-- EXERCISE BRIEF --
Find every line in the data that contains the word "this". Return each of those lines.

(Website and app data records)
-- Opening Marker --

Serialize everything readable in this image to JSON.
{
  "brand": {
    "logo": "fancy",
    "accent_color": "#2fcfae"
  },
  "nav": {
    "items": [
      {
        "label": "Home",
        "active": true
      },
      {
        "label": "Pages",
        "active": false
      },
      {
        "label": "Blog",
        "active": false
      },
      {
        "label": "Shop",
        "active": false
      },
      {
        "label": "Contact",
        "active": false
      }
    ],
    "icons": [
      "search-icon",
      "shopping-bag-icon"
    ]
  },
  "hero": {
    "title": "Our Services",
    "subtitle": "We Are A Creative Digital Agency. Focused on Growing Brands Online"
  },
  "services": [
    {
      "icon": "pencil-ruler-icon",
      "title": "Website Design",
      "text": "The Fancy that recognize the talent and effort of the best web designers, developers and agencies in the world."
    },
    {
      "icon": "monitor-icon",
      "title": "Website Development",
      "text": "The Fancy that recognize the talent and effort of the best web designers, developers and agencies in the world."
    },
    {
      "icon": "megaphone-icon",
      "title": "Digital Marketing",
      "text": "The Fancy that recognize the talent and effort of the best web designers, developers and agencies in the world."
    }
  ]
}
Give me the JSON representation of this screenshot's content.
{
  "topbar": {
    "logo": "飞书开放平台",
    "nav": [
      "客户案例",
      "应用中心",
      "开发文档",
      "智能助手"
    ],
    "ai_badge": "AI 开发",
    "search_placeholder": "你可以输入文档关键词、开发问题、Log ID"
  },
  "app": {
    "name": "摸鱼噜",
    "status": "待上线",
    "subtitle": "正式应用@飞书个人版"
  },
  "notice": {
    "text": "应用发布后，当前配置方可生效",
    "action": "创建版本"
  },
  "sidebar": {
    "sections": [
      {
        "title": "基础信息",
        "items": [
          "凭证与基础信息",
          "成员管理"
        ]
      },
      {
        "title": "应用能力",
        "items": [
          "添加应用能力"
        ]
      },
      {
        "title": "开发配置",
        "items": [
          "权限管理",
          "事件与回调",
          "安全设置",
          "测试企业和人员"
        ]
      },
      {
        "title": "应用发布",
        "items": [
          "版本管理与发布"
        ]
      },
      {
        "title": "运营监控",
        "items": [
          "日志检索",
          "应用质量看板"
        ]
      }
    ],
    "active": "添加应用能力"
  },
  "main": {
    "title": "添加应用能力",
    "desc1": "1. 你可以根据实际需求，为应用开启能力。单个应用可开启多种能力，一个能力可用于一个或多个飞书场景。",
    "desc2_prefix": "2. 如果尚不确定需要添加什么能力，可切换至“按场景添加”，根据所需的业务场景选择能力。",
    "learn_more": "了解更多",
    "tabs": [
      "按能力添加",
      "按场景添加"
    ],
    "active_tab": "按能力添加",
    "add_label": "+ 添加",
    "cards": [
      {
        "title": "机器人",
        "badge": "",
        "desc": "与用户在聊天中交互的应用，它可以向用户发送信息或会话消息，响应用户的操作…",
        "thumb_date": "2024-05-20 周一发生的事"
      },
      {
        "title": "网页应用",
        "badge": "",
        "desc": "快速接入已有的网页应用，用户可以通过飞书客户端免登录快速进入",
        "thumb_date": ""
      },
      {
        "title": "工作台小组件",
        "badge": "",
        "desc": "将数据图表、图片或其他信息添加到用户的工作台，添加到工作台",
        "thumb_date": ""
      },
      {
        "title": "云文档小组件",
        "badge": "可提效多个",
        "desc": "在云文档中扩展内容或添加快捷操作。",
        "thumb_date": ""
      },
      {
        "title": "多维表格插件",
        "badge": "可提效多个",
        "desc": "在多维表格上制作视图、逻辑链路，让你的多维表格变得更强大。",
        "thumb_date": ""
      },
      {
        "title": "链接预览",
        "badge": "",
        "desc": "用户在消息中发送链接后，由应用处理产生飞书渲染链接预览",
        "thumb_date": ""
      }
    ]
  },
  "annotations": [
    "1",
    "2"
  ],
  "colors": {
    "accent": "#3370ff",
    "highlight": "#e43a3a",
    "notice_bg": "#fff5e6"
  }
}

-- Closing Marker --

-- SOLUTION TO THE EXERCISE --
Serialize everything readable in this image to JSON.
Give me the JSON representation of this screenshot's content.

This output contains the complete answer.